(Supplied data)
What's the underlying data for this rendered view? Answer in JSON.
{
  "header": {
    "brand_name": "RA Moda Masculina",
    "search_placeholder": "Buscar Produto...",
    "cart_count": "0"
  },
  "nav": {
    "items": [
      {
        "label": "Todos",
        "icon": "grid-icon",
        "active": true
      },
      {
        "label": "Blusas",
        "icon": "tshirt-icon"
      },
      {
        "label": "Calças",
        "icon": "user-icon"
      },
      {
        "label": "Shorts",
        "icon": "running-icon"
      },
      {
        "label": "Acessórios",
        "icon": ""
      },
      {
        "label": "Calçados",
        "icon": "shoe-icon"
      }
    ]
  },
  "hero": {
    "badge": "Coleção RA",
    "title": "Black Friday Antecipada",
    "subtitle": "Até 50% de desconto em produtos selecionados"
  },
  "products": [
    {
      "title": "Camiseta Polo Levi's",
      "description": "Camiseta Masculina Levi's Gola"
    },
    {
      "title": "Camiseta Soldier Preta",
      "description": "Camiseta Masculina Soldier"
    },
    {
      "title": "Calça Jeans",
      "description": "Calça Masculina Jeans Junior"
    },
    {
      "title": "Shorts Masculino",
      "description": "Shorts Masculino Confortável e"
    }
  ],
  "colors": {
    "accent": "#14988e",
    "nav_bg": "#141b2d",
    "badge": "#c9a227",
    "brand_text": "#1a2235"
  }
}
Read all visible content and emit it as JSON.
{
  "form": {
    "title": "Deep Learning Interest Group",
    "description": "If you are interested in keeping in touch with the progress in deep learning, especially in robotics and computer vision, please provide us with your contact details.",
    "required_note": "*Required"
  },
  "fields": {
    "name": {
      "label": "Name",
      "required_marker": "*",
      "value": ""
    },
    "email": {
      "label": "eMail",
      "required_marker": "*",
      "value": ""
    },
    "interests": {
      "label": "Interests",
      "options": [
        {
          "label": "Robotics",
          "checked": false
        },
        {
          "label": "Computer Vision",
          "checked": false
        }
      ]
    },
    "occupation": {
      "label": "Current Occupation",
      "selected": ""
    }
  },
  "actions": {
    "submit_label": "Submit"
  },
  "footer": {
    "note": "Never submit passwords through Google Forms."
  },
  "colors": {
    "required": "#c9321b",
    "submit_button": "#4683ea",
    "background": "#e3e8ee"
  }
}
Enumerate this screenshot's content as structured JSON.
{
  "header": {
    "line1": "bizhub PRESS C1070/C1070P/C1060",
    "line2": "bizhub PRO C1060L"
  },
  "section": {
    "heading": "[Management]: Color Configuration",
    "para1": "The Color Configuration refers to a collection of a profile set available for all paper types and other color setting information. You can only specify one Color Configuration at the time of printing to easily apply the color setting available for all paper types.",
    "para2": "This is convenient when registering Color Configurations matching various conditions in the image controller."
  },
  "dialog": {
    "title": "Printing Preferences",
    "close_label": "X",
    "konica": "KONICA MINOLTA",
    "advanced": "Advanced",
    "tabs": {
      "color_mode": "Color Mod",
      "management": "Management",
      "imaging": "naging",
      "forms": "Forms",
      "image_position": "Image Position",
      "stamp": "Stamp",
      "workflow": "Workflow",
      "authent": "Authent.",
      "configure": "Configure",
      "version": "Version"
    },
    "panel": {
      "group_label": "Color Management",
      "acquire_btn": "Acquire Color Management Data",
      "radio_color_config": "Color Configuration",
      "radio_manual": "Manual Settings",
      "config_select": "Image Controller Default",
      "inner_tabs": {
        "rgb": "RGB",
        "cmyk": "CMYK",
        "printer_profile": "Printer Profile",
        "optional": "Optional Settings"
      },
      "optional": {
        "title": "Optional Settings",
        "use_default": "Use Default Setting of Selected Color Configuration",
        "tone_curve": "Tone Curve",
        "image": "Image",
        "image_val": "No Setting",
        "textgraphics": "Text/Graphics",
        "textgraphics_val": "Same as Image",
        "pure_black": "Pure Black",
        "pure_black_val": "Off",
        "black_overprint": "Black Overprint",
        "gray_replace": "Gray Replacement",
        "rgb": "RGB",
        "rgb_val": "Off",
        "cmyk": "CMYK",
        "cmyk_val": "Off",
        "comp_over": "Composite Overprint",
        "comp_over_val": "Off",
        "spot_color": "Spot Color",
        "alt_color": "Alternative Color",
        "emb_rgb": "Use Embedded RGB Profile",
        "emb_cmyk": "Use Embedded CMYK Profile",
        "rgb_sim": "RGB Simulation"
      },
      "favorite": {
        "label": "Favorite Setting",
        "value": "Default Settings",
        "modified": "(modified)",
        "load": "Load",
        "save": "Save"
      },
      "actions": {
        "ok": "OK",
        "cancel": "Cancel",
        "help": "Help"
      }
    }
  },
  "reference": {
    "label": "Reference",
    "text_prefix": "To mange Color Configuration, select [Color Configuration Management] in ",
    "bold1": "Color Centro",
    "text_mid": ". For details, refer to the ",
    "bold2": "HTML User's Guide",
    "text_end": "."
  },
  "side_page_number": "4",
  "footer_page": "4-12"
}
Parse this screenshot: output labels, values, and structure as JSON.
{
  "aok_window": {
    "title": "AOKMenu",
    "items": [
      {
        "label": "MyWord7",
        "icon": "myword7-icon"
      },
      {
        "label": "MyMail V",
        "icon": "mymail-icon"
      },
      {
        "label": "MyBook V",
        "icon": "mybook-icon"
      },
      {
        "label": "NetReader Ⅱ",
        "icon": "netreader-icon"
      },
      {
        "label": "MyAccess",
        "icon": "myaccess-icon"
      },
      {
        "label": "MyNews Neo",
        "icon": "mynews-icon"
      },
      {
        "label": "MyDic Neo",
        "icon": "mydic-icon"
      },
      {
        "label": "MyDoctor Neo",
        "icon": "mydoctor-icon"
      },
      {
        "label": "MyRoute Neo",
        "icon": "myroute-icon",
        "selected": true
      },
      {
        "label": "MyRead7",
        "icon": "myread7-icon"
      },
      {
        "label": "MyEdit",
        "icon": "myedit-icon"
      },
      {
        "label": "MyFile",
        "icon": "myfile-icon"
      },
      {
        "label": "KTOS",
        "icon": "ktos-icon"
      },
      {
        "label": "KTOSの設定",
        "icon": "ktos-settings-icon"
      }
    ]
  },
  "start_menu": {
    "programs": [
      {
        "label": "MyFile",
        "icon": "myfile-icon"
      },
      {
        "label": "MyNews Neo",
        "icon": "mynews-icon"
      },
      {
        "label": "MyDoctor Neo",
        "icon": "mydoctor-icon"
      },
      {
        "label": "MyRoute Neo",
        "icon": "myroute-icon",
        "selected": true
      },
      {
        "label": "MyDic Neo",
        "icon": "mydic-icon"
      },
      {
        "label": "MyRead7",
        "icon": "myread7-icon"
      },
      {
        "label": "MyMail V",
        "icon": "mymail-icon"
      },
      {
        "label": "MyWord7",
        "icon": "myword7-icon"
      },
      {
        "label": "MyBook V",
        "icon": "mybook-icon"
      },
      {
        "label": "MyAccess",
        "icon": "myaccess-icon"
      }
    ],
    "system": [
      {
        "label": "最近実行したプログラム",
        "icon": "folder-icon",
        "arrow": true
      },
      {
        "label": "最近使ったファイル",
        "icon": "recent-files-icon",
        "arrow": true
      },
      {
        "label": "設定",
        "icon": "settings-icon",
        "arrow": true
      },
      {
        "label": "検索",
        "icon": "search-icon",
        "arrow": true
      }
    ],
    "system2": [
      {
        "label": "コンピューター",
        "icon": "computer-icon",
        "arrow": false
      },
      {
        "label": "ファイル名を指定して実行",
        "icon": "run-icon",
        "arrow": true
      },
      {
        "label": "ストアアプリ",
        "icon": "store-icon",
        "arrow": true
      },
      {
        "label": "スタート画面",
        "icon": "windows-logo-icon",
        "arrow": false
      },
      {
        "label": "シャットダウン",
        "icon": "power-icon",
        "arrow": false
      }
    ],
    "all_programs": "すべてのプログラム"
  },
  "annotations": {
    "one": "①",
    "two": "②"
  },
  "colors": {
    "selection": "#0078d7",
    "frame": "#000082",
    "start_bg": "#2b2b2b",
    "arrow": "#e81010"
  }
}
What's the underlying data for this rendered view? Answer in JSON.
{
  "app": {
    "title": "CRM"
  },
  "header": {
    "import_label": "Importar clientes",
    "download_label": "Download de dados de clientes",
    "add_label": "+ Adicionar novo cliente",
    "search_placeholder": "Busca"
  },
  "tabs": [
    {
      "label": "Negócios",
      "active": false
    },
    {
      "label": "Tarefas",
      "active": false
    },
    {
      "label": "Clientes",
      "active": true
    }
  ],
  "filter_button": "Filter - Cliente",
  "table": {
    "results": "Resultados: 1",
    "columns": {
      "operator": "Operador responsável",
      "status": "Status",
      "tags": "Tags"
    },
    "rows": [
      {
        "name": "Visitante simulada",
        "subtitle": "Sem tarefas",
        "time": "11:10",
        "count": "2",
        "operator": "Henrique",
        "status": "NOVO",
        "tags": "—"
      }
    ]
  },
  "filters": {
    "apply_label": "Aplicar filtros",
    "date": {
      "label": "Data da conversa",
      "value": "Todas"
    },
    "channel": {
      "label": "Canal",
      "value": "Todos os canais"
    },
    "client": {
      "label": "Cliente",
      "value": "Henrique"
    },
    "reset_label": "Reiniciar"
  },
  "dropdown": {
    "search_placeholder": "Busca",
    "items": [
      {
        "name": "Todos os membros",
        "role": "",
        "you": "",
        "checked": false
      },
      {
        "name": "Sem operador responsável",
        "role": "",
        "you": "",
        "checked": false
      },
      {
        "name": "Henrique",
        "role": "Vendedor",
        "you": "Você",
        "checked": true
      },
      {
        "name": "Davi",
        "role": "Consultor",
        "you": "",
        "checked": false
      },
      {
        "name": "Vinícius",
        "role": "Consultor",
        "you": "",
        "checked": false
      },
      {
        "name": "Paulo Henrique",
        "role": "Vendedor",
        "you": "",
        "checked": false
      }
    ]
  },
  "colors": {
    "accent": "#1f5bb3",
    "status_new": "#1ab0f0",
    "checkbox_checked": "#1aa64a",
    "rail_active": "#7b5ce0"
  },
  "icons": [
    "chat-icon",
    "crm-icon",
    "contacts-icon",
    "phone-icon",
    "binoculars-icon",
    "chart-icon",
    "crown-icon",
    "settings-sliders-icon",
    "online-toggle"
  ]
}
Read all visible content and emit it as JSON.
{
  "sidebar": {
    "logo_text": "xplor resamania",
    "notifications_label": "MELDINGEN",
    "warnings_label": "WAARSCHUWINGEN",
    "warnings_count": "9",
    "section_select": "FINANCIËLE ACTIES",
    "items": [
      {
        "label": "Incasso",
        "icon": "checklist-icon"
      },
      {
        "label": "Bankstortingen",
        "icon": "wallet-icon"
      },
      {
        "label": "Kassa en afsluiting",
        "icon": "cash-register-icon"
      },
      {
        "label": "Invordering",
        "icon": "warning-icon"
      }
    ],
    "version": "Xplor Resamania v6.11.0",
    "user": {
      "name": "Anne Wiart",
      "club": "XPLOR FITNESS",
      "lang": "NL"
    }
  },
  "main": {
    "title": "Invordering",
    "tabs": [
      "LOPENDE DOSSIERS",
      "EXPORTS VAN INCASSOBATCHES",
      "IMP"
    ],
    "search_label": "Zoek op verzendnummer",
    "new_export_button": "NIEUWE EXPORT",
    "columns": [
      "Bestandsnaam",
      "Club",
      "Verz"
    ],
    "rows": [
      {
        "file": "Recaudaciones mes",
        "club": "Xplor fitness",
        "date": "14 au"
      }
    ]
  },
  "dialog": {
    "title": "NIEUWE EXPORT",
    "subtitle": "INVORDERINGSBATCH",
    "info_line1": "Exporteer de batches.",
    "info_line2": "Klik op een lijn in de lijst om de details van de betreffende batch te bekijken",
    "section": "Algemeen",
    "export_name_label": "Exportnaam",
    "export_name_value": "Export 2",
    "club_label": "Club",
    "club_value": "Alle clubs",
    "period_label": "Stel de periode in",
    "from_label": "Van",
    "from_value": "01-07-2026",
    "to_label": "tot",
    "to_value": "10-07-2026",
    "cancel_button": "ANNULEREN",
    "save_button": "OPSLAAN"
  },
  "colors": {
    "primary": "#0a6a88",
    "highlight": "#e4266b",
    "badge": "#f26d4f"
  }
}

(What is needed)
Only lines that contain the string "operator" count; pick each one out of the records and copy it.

(Answer section)
      "operator": "Operador responsável",
        "operator": "Henrique",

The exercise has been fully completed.